TASK TO CARRY OUT
Each entry is to be output precisely as it appears.
+++++
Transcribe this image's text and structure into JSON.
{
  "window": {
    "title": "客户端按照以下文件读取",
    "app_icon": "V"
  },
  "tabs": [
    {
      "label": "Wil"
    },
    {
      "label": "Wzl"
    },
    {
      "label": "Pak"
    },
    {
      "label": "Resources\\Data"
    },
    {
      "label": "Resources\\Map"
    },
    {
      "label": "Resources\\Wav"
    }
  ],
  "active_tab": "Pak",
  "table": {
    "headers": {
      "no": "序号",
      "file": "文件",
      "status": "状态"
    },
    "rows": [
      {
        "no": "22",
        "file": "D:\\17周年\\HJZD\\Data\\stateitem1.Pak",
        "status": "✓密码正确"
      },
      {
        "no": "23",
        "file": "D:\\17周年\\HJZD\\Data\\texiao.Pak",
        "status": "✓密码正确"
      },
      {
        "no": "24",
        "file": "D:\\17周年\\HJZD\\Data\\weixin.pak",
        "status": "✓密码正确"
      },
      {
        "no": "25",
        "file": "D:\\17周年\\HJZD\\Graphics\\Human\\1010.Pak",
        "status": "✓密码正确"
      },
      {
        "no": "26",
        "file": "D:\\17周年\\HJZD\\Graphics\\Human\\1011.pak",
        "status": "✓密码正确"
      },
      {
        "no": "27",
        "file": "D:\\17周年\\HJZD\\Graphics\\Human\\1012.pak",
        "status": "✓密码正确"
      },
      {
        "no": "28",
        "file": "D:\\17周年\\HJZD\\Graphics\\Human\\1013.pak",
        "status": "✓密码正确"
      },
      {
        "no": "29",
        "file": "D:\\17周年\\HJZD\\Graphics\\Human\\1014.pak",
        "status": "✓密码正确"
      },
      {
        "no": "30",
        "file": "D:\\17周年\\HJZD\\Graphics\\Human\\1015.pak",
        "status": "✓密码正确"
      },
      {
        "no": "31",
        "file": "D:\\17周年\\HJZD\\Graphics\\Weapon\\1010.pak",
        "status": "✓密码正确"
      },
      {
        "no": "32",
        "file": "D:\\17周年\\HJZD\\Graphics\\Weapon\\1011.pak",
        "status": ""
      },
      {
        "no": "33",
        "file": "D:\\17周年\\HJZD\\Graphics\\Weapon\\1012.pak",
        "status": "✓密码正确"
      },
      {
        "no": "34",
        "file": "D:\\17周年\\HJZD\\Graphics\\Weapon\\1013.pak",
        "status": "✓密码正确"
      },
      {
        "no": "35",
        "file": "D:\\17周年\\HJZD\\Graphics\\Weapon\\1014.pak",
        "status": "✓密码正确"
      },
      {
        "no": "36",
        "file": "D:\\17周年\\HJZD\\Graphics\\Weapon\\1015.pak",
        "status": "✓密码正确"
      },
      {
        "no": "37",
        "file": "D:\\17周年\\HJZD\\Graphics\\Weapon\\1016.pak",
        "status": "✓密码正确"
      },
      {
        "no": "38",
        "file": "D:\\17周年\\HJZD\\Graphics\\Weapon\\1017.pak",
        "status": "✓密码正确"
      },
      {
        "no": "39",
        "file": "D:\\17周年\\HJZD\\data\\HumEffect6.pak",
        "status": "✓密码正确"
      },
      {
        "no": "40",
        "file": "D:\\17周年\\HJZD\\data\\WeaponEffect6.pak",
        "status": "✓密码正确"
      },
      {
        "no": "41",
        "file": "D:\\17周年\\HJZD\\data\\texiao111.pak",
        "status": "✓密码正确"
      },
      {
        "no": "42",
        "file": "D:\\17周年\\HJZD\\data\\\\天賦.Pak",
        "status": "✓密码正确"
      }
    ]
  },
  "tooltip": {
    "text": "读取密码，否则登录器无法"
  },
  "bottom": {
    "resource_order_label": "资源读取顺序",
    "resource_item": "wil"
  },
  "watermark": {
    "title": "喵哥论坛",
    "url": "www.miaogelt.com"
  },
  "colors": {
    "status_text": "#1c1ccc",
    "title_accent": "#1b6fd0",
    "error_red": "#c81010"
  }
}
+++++
EXERCISE RESULT
Transcribe this image's text and structure into JSON.
{
  "window": {
    "title": "客户端按照以下文件读取",
    "app_icon": "V"
  },
  "tabs": [
    {
      "label": "Wil"
    },
    {
      "label": "Wzl"
    },
    {
      "label": "Pak"
    },
    {
      "label": "Resources\\Data"
    },
    {
      "label": "Resources\\Map"
    },
    {
      "label": "Resources\\Wav"
    }
  ],
  "active_tab": "Pak",
  "table": {
    "headers": {
      "no": "序号",
      "file": "文件",
      "status": "状态"
    },
    "rows": [
      {
        "no": "22",
        "file": "D:\\17周年\\HJZD\\Data\\stateitem1.Pak",
        "status": "✓密码正确"
      },
      {
        "no": "23",
        "file": "D:\\17周年\\HJZD\\Data\\texiao.Pak",
        "status": "✓密码正确"
      },
      {
        "no": "24",
        "file": "D:\\17周年\\HJZD\\Data\\weixin.pak",
        "status": "✓密码正确"
      },
      {
        "no": "25",
        "file": "D:\\17周年\\HJZD\\Graphics\\Human\\1010.Pak",
        "status": "✓密码正确"
      },
      {
        "no": "26",
        "file": "D:\\17周年\\HJZD\\Graphics\\Human\\1011.pak",
        "status": "✓密码正确"
      },
      {
        "no": "27",
        "file": "D:\\17周年\\HJZD\\Graphics\\Human\\1012.pak",
        "status": "✓密码正确"
      },
      {
        "no": "28",
        "file": "D:\\17周年\\HJZD\\Graphics\\Human\\1013.pak",
        "status": "✓密码正确"
      },
      {
        "no": "29",
        "file": "D:\\17周年\\HJZD\\Graphics\\Human\\1014.pak",
        "status": "✓密码正确"
      },
      {
        "no": "30",
        "file": "D:\\17周年\\HJZD\\Graphics\\Human\\1015.pak",
        "status": "✓密码正确"
      },
      {
        "no": "31",
        "file": "D:\\17周年\\HJZD\\Graphics\\Weapon\\1010.pak",
        "status": "✓密码正确"
      },
      {
        "no": "32",
        "file": "D:\\17周年\\HJZD\\Graphics\\Weapon\\1011.pak",
        "status": ""
      },
      {
        "no": "33",
        "file": "D:\\17周年\\HJZD\\Graphics\\Weapon\\1012.pak",
        "status": "✓密码正确"
      },
      {
        "no": "34",
        "file": "D:\\17周年\\HJZD\\Graphics\\Weapon\\1013.pak",
        "status": "✓密码正确"
      },
      {
        "no": "35",
        "file": "D:\\17周年\\HJZD\\Graphics\\Weapon\\1014.pak",
        "status": "✓密码正确"
      },
      {
        "no": "36",
        "file": "D:\\17周年\\HJZD\\Graphics\\Weapon\\1015.pak",
        "status": "✓密码正确"
      },
      {
        "no": "37",
        "file": "D:\\17周年\\HJZD\\Graphics\\Weapon\\1016.pak",
        "status": "✓密码正确"
      },
      {
        "no": "38",
        "file": "D:\\17周年\\HJZD\\Graphics\\Weapon\\1017.pak",
        "status": "✓密码正确"
      },
      {
        "no": "39",
        "file": "D:\\17周年\\HJZD\\data\\HumEffect6.pak",
        "status": "✓密码正确"
      },
      {
        "no": "40",
        "file": "D:\\17周年\\HJZD\\data\\WeaponEffect6.pak",
        "status": "✓密码正确"
      },
      {
        "no": "41",
        "file": "D:\\17周年\\HJZD\\data\\texiao111.pak",
        "status": "✓密码正确"
      },
      {
        "no": "42",
        "file": "D:\\17周年\\HJZD\\data\\\\天賦.Pak",
        "status": "✓密码正确"
      }
    ]
  },
  "tooltip": {
    "text": "读取密码，否则登录器无法"
  },
  "bottom": {
    "resource_order_label": "资源读取顺序",
    "resource_item": "wil"
  },
  "watermark": {
    "title": "喵哥论坛",
    "url": "www.miaogelt.com"
  },
  "colors": {
    "status_text": "#1c1ccc",
    "title_accent": "#1b6fd0",
    "error_red": "#c81010"
  }
}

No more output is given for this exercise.